Wednesday, February 11, 2009

Childhood, Redux

Erika and I are reading Judy Blume's Tales of a Fourth Grade Nothing together. And it's pretty amazing, considering it was published over 30 years ago, how well that book has held up. It's still hilarious and poignant and incredibly relevant - despite the introduction of the internet and cell phones and Wii, I guess being nine years old isn't that different now than it was back in 1976.

So I get why the true gems of my childhood (and some from my parents' childhoods, as well) are still popular with kids today - Dr. Seuss and E.B. White, Star Wars and Monopoly. I think that "Why was 6 afraid of 7? Because 7 8 9," is a classic joke, perfect for kids just starting to learn about the creative uses of language, and I agree that, "I'm rubber, you're glue," is so catchy and condescending it will probably be around until the end of time.

But I'll tell you what I just don't get: nanny, nanny, poo, poo.

What is so freakin' special about that meaningless insult that it should survive from generation to generation?

Maybe I should ask Aaron, Gretchen and Ronan. They use it every day - when they jump into the coveted middle carseat, or get an extra segment of clementine, or commandeer one of the 14 doll strollers we own.

Honestly, I don't think they really need a reason.

Maybe nanny, nanny, poo, poo is onomatopoetic on some primitive level, embodying glee and superiority and plain old button pushing more perfectly than a more articulate taunt ever could.

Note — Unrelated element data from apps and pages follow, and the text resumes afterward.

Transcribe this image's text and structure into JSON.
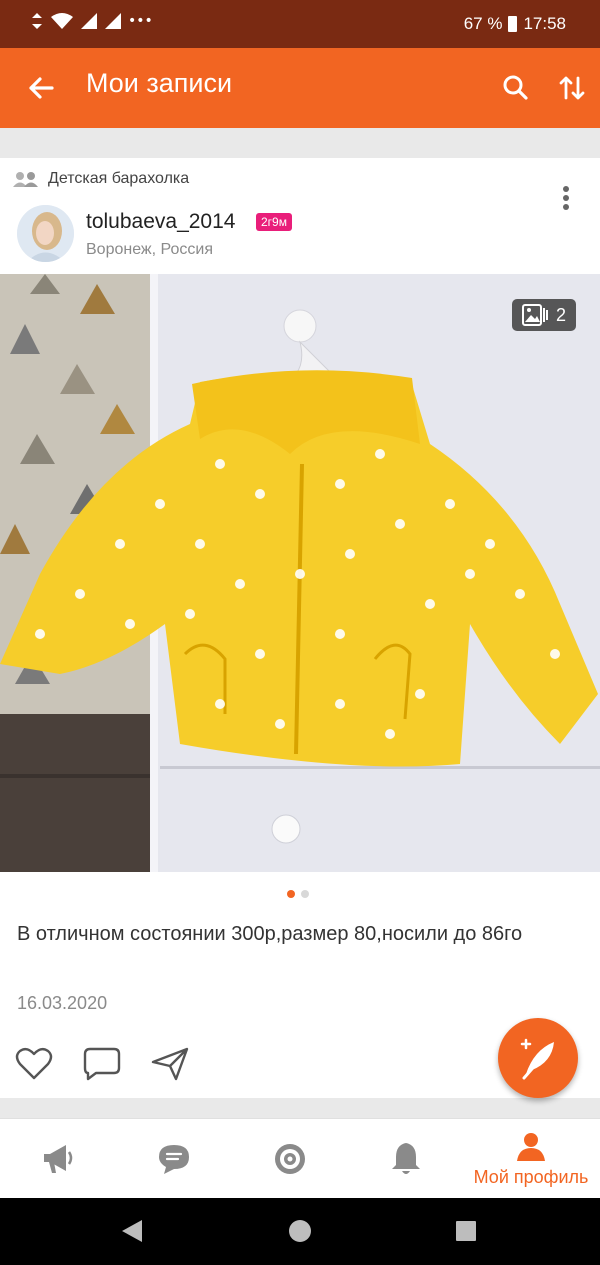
{
  "status_bar": {
    "left_icons": [
      "sync-icon",
      "wifi-icon",
      "signal-icon",
      "signal-icon",
      "more-dots"
    ],
    "battery": "67 %",
    "time": "17:58"
  },
  "app_bar": {
    "title": "Мои записи",
    "back_icon": "arrow-left-icon",
    "search_icon": "search-icon",
    "sort_icon": "sort-icon"
  },
  "post": {
    "group": "Детская барахолка",
    "username": "tolubaeva_2014",
    "age_badge": "2г9м",
    "location": "Воронеж, Россия",
    "photo_count": "2",
    "description": "В отличном состоянии 300р,размер 80,носили до 86го",
    "date": "16.03.2020"
  },
  "bottom_nav": {
    "items": [
      {
        "icon": "megaphone-icon",
        "label": ""
      },
      {
        "icon": "chat-icon",
        "label": ""
      },
      {
        "icon": "target-icon",
        "label": ""
      },
      {
        "icon": "bell-icon",
        "label": ""
      },
      {
        "icon": "profile-icon",
        "label": "Мой профиль"
      }
    ]
  },
  "colors": {
    "accent": "#f26522",
    "status_bar": "#7a2a12",
    "badge": "#e91e7a"
  }
}
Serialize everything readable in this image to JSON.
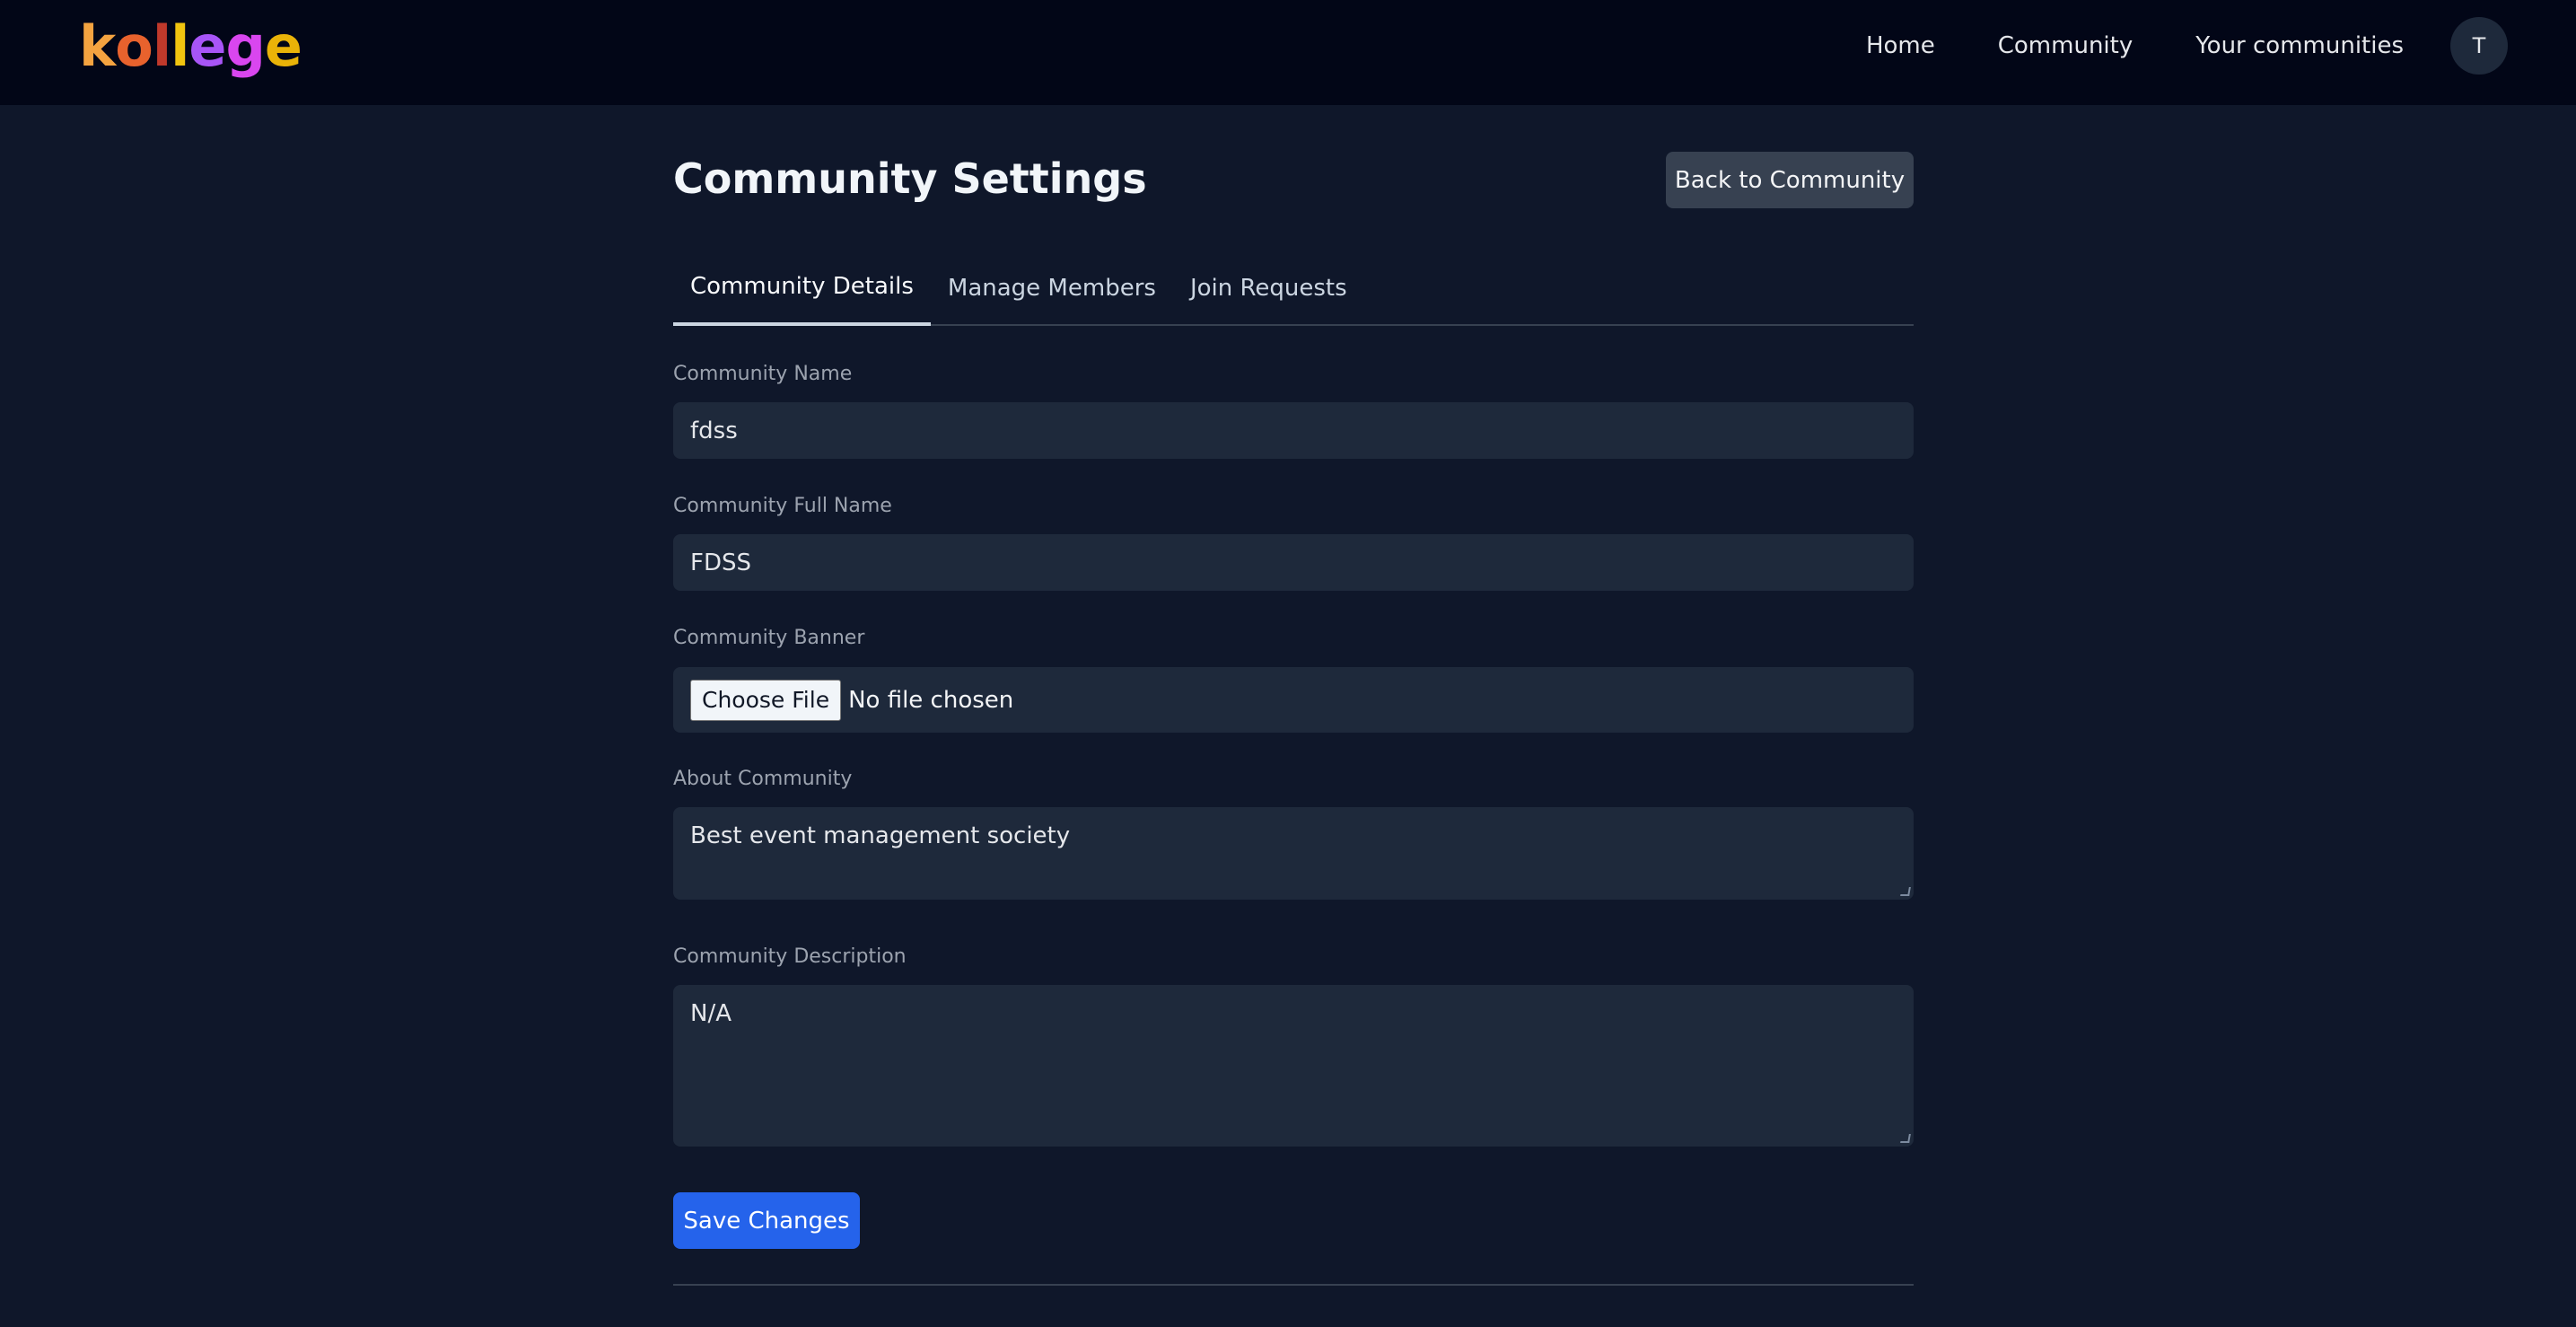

Or maybe, "I'm rubber, you're glue, whatever you say bounces off me and sticks to you, but I have a net that catches all the good words," is a little too much to expect from someone who can't yet handle the intricacies of "Frosty the Noseman."

What I want to know is, given that I've been hearing it my entire life, given its enduring and prominent position in our cultural lexicon, why is nanny, nanny poo poo still so excruciatingly irritating - not just to the kids, but to me?

1 comment:

Lauren said...

One of the more interesting things I remember learning in my Music Theory class (or, just one of the few things I haven't forgotten) is the fact that the minor third interval--the interval you make when you sing, "nyah, nyah, nyahnyah, nyah"--is a taunting sound in just about every culture.

So there very well may be some kind of universal quality to it.